CLEVELAND – Lonnie Chisenhall is accustomed to adjusting on the fly. From playing in bunt formation at the cut of the grass to fielding a no doubles defense in front of the warning track - Chisenhall has done it all.
Over the course of his six-year major league tenure, Chisenhall has logged action at third base (2,794.1 innings), right field (1,241.1 innings) and first base (64.1 innings). With Rajai Davis signing in Oakland and Tyler Naquin relocating in Triple-A Columbus, the 28-year-old’s defensive resume has added center field to its work experience.
“For a guy that hasn’t been very experienced in the outfield, that’s been one of the things that’s been a little bit surprising is his ability to get behind the ball,” said manager Terry Francona. “I thought he did a real good job of that. That’s one of the hardest things I think for guys that haven’t been out there. They won’t go full speed; they’ll just kind of glide a little bit.”
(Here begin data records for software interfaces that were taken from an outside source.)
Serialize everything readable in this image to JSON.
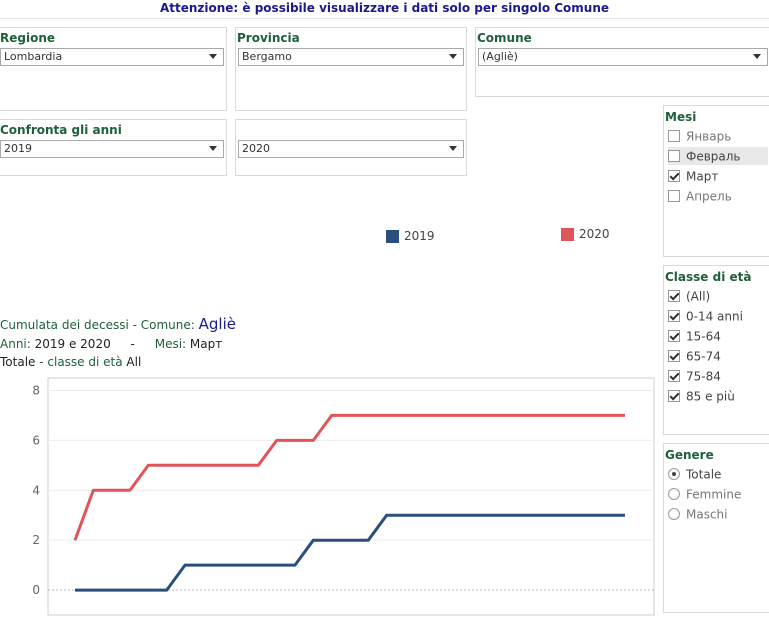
{
  "banner": "Attenzione: è possibile visualizzare i dati solo per singolo Comune",
  "regione": {
    "title": "Regione",
    "value": "Lombardia"
  },
  "provincia": {
    "title": "Provincia",
    "value": "Bergamo"
  },
  "comune": {
    "title": "Comune",
    "value": "(Agliè)"
  },
  "confronta": {
    "title": "Confronta gli anni",
    "year1": "2019",
    "year2": "2020"
  },
  "mesi": {
    "title": "Mesi",
    "items": [
      {
        "label": "Январь",
        "checked": false
      },
      {
        "label": "Февраль",
        "checked": false
      },
      {
        "label": "Март",
        "checked": true
      },
      {
        "label": "Апрель",
        "checked": false
      }
    ]
  },
  "classe": {
    "title": "Classe di età",
    "items": [
      {
        "label": "(All)",
        "checked": true
      },
      {
        "label": "0-14 anni",
        "checked": true
      },
      {
        "label": "15-64",
        "checked": true
      },
      {
        "label": "65-74",
        "checked": true
      },
      {
        "label": "75-84",
        "checked": true
      },
      {
        "label": "85 e più",
        "checked": true
      }
    ]
  },
  "genere": {
    "title": "Genere",
    "items": [
      {
        "label": "Totale",
        "selected": true
      },
      {
        "label": "Femmine",
        "selected": false
      },
      {
        "label": "Maschi",
        "selected": false
      }
    ]
  },
  "legend": [
    {
      "label": "2019",
      "color": "#2b4f7d"
    },
    {
      "label": "2020",
      "color": "#e05559"
    }
  ],
  "info": {
    "line1_prefix": "Cumulata dei decessi -  Comune:",
    "line1_comune": "Agliè",
    "line2_label1": "Anni:",
    "line2_value1": "2019 e 2020",
    "line2_sep": "-",
    "line2_label2": "Mesi:",
    "line2_value2": "Март",
    "line3_label1": "Totale",
    "line3_label2": "- classe di età",
    "line3_value": "All"
  },
  "chart_data": {
    "type": "line",
    "x": [
      1,
      2,
      3,
      4,
      5,
      6,
      7,
      8,
      9,
      10,
      11,
      12,
      13,
      14,
      15,
      16,
      17,
      18,
      19,
      20,
      21,
      22,
      23,
      24,
      25,
      26,
      27,
      28,
      29,
      30,
      31
    ],
    "series": [
      {
        "name": "2019",
        "color": "#2b4f7d",
        "values": [
          0,
          0,
          0,
          0,
          0,
          0,
          1,
          1,
          1,
          1,
          1,
          1,
          1,
          2,
          2,
          2,
          2,
          3,
          3,
          3,
          3,
          3,
          3,
          3,
          3,
          3,
          3,
          3,
          3,
          3,
          3
        ]
      },
      {
        "name": "2020",
        "color": "#e05559",
        "values": [
          2,
          4,
          4,
          4,
          5,
          5,
          5,
          5,
          5,
          5,
          5,
          6,
          6,
          6,
          7,
          7,
          7,
          7,
          7,
          7,
          7,
          7,
          7,
          7,
          7,
          7,
          7,
          7,
          7,
          7,
          7
        ]
      }
    ],
    "yticks": [
      0,
      2,
      4,
      6,
      8
    ],
    "ylim": [
      -1,
      8.5
    ],
    "grid": true
  }
}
Gliding to the ball does not suit Chisenhall’s skill set as he recorded 11 defensive runs saved (DRS) and a 9.3 ultimate zone rating (UZR) in 2015, a statistic that quantifies how many runs a player saves on the defensive side of the ball. Although his 2015 performance in right field rated as “great” according to Fangraphs, Chisenhall’s outfield numbers regressed in 2016 with 3 DRS and a -2.6 UZR (rated as average).
“I don’t know; I do know it’s a little different,” Francona said about whether Chisenhall’s time at third base helped him transition to the outfield. “He got a ball and he was going to try to throw it out, but it took about a step and a half as opposed to maybe a half step because he wanted to get more on it. And when the outfielder takes a step and a half, that guy coming around third is usually taking about two and a half (steps) because he’s got his momentum going.”
Now that a new season is here, Chisenhall has been called upon to make two starts in center field after spending eight career innings at the position since his MLB debut in 2011. It is a small sample size, but Chisenhall is already making strides and potentially solidifying a spot in a center field platoon alongside veteran Austin Jackson.
“I thought [Saturday] there was a ball that he got behind real well. He got behind it and it just turned out to be no advancement, nobody even thought anything of it,” said Francona. “Lonnie’s been so good about – from the very first day in Oakland – about getting behind that ball and making tougher plays easier and then also being ready to throw. His throwing action from the outfield is phenomenal.”
The 28th overall pick in the 2008 First-Year Player Draft is still fine-tuning his craft, but his arm strength and natural athletic ability makes him a qualified applicant for the center field job in 2017.
“They encouraged [playing center field] last spring and this spring,” Chisenhall said. “As much as they need me to be out there, I can be out there.”